From Wikisource
Jump to: navigation, search
This page has been validated.

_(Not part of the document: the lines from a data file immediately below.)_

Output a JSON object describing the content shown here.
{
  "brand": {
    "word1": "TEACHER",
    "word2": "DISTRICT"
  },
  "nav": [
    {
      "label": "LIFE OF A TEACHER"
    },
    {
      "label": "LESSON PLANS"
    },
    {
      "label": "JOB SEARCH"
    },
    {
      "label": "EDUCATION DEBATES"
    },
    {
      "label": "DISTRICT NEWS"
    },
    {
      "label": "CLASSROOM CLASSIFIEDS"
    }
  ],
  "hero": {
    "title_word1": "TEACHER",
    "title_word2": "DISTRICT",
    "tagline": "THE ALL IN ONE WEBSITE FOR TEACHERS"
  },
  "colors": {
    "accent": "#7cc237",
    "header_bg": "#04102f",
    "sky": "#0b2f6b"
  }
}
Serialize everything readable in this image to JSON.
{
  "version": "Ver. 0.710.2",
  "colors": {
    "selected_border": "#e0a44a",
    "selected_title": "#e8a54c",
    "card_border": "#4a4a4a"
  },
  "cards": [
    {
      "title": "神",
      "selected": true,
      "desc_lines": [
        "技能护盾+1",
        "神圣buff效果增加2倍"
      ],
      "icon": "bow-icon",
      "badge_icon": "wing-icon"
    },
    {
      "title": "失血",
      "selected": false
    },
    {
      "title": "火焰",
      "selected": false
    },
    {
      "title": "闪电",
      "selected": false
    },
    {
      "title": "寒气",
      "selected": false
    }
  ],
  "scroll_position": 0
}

Gut of Canseau, so named by the Spanish on account of the innumerable Wild Geese which, in years long past and forgotten, resorted to this famed passage. The land rises on each side in the form of an amphitheatre, and on the Nova Scotia side, to a considerable height. Many appearances of dwellings exist, but the country is too poor for comfort; the timber is small, and the land, very stony. Here and there a small patch of ploughed land, planted, or to be planted, with potatoes, was all we could see evincing cultivation. Near one house we saw a few apple-trees, yet without leaves. The general appearance of this passage reminded me of some parts of the Hudson River, and accompanied as we were by thirty smaller vessels, the time passed agreeably. Vegetation about as forward as at Eastport; saw a Chimney Swallow, heard some Blue Jays, saw some Indians in a bark canoe, passed Cape Porcupine, a high, rounding hill, and Cape George, after which we entered the Gulf of St. Lawrence. From this place, on the 20th of May last year, the sea was a complete sheet of ice as far as a spy-glass could inform. As we advanced, running parallel with the western coast of Cape Breton Island, the country looked well, at the distance we were from it; the large, undulating hills were scattered with many hamlets, and here and there a bit of cultivated land was seen. It being calm when we reached Jestico Island, distant from Cape Breton about three miles, we left the vessel and made for it. On landing we found it covered with well grown grass sprinkled everywhere with the blossoms of the wild strawberry; the sun shone bright, and the weather was quite pleasant. Robins, Savannah Finches, Song Sparrows, Tawny Thrushes, and the American Redstart were found. The Spotted Sand-piper, Totanus macularius, was breeding in the grass, and flew slowly with the common tremor of their wings, uttering their "wheet-wheet-wheet" note, to invite me to follow them. A Raven had a nest and three young in it, one standing near it, the old birds